In fact, it can be said that inflammation is the root of all disease. You may not even see the inflammation, but you can bet it is there, especially if you don’t eat properly or exercise regularly.
That’s because inflammation is actually the body’s natural response to stress—be it dietary, physical, environmental and/or even emotional. And once your body starts to become inflamed, it puts you at risk for everything from weight gain, migraines, allergies and colds and flus to more serious illnesses such as gout, heart disease, stroke, diabetes, Alzheimer’s disease and the dreaded ‘C’ word—cancer.
Even the healthiest among us will have some type of inflammation—if you live in today’s fast-paced, toxin-filled world, you have inflammation. The real question is what do you plan to do about it?
Where Does Inflammation Start?
Would you be surprised to learn that most inflammation actually begins in your gut? People tend to overlook their digestive system as a source of disease, but it makes sense when you consider that our guts are home to about 70 percent of our immune system and where 80 percent or more of our immunoglobulin A (IgA) cells (immune cells) live. (1)
It makes even more sense when you consider our guts are much larger than you might think. In fact, our guts are made of an intricate semi-permeable lining that would cover two tennis courts if stretched out flat!
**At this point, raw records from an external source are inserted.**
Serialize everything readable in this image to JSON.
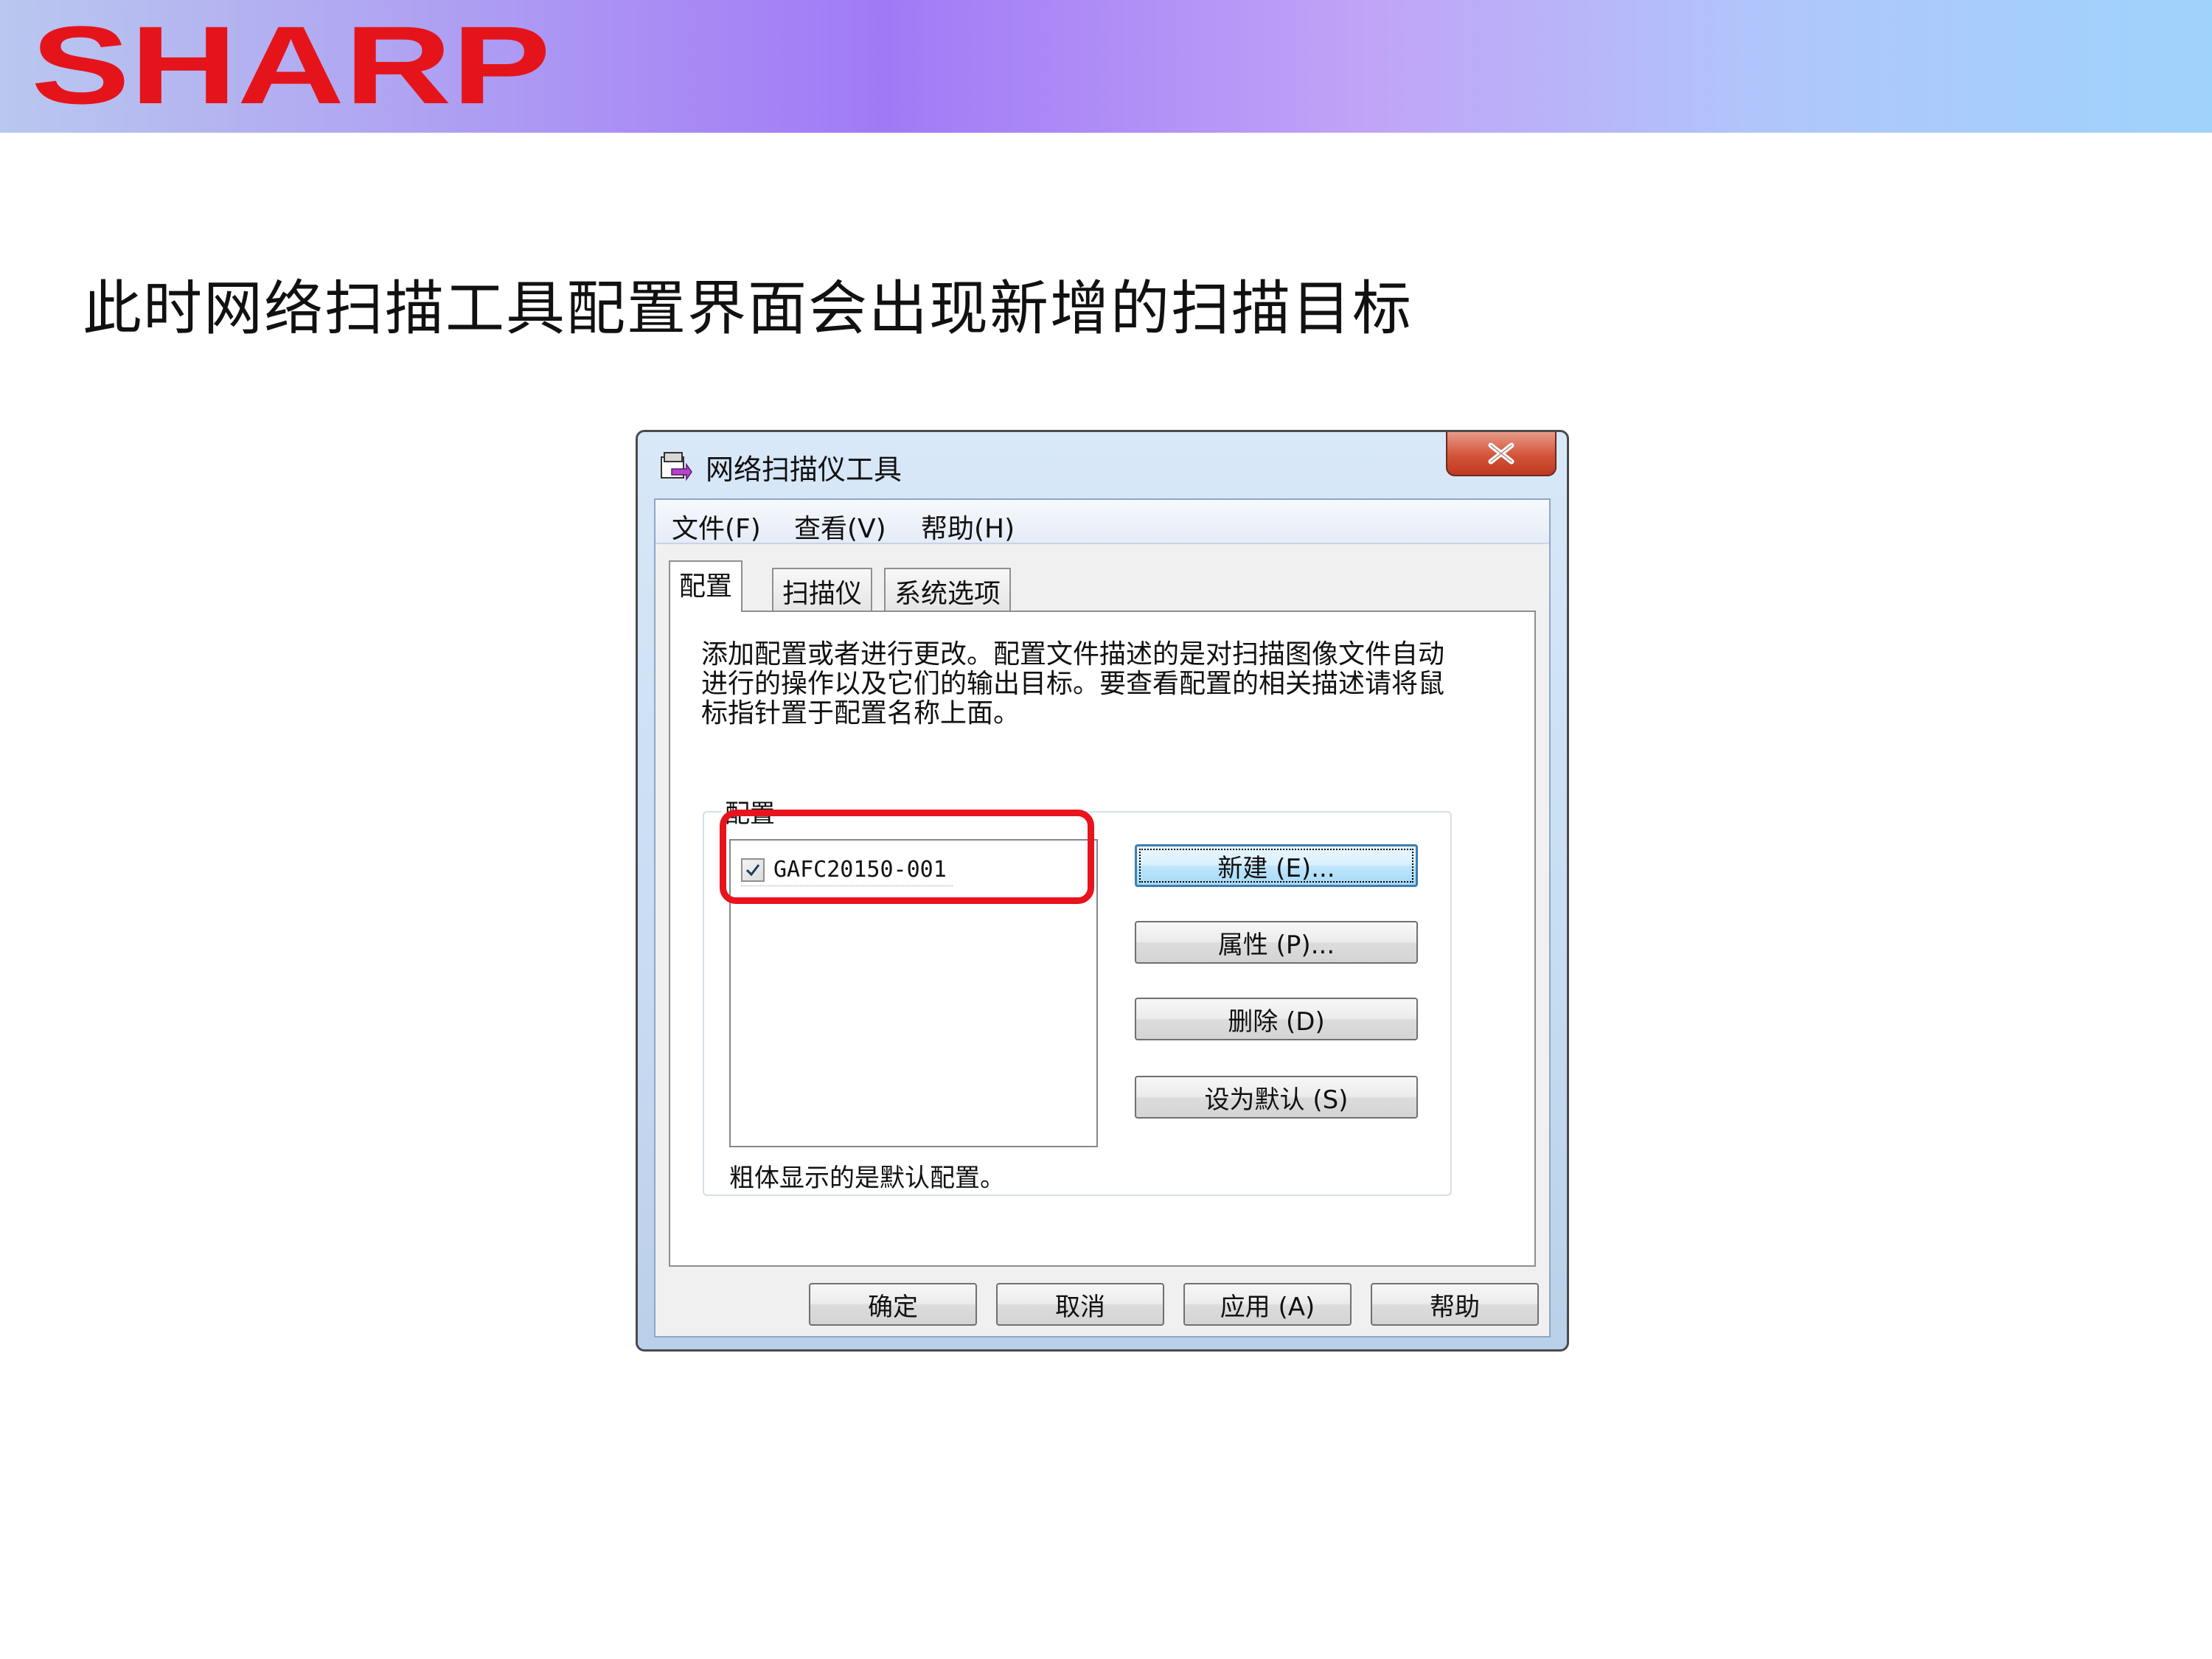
{
  "slide": {
    "logo_text": "SHARP",
    "title": "此时网络扫描工具配置界面会出现新增的扫描目标",
    "colors": {
      "logo_red": "#e5141b",
      "highlight_red": "#e8131c"
    }
  },
  "window": {
    "title": "网络扫描仪工具",
    "menu": [
      "文件(F)",
      "查看(V)",
      "帮助(H)"
    ],
    "tabs": [
      "配置",
      "扫描仪",
      "系统选项"
    ],
    "active_tab": "配置",
    "description": "添加配置或者进行更改。配置文件描述的是对扫描图像文件自动进行的操作以及它们的输出目标。要查看配置的相关描述请将鼠标指针置于配置名称上面。",
    "group": {
      "label": "配置",
      "profiles": [
        {
          "name": "GAFC20150-001",
          "checked": true
        }
      ],
      "footnote": "粗体显示的是默认配置。"
    },
    "side_buttons": {
      "new": "新建 (E)...",
      "properties": "属性 (P)...",
      "delete": "删除 (D)",
      "set_default": "设为默认 (S)"
    },
    "bottom_buttons": {
      "ok": "确定",
      "cancel": "取消",
      "apply": "应用 (A)",
      "help": "帮助"
    }
  }
}
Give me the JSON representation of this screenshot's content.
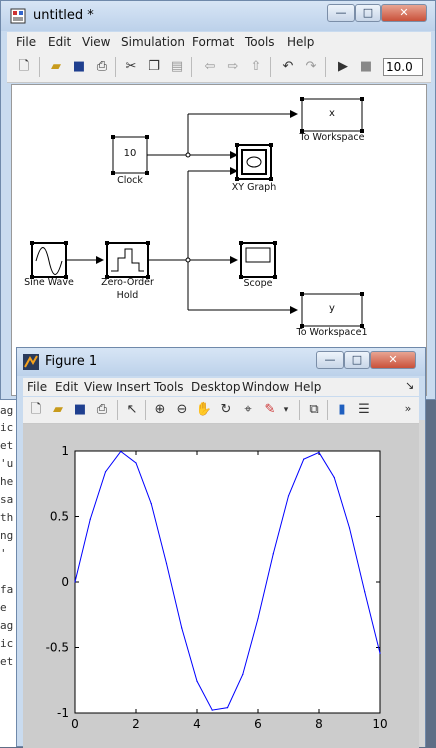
{
  "simulink": {
    "title": "untitled *",
    "menu": [
      "File",
      "Edit",
      "View",
      "Simulation",
      "Format",
      "Tools",
      "Help"
    ],
    "stop_time": "10.0",
    "blocks": {
      "clock": {
        "label": "Clock",
        "value": "10"
      },
      "sine": {
        "label": "Sine Wave"
      },
      "zoh": {
        "label": "Zero-Order",
        "label2": "Hold"
      },
      "xy": {
        "label": "XY Graph"
      },
      "scope": {
        "label": "Scope"
      },
      "tw1": {
        "label": "To Workspace",
        "var": "x"
      },
      "tw2": {
        "label": "To Workspace1",
        "var": "y"
      }
    }
  },
  "figure": {
    "title": "Figure 1",
    "menu": [
      "File",
      "Edit",
      "View",
      "Insert",
      "Tools",
      "Desktop",
      "Window",
      "Help"
    ]
  },
  "terminal_fragments": [
    "ag",
    "ic",
    "et",
    "'u",
    "he",
    "sa",
    "th",
    "ng",
    "'",
    "",
    "fa",
    "e",
    "ag",
    "ic",
    "et"
  ],
  "chart_data": {
    "type": "line",
    "x": [
      0,
      0.5,
      1,
      1.5,
      2,
      2.5,
      3,
      3.5,
      4,
      4.5,
      5,
      5.5,
      6,
      6.5,
      7,
      7.5,
      8,
      8.5,
      9,
      9.5,
      10
    ],
    "series": [
      {
        "values": [
          0,
          0.479,
          0.841,
          0.997,
          0.909,
          0.598,
          0.141,
          -0.351,
          -0.757,
          -0.978,
          -0.959,
          -0.706,
          -0.279,
          0.215,
          0.657,
          0.938,
          0.989,
          0.798,
          0.412,
          -0.075,
          -0.544
        ],
        "color": "#0000ff"
      }
    ],
    "xlim": [
      0,
      10
    ],
    "ylim": [
      -1,
      1
    ],
    "xticks": [
      "0",
      "2",
      "4",
      "6",
      "8",
      "10"
    ],
    "yticks": [
      "1",
      "0.5",
      "0",
      "-0.5",
      "-1"
    ]
  }
}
Where inflammation comes in is when the permeability of this organ starts to fluctuate depending on various chemicals and conditions. For instance, that all-nighter you pulled with your friends can actually cause your thyroid hormones to become irregular or sitting in traffic for two hours after a long day’s work can raise your cortisol levels, both of which can make your intestinal lining more permeable.
This, in turn, allows things like toxins and viruses or bacteria, even undigested food, to enter you bloodstream through the larger holes in this lining. This condition, known as leaky gut syndrome (LGS), is key to inflammation and where things can start going downhill—fast. (2)
Repeated damage to your intestinal lining from LGS, ultimately destroys the vital microvilli (tiny “projections” that exist in, on, and around the cells in your intestine and help with absorption and secretion.) (3)
When damaged the microvilli are unable to process and utilize the necessary nutrients and enzymes for digestion, which means your digestion eventually becomes impaired. When this happens, your body essentially sends out an alarm and initiates an attack on the foreign bodies, such as the undigested food particles or viruses, yeast, etc., that are leaking out of your gut.
And as part of this response, it becomes inflamed, causing allergic reactions and ultimately other symptoms (diseases).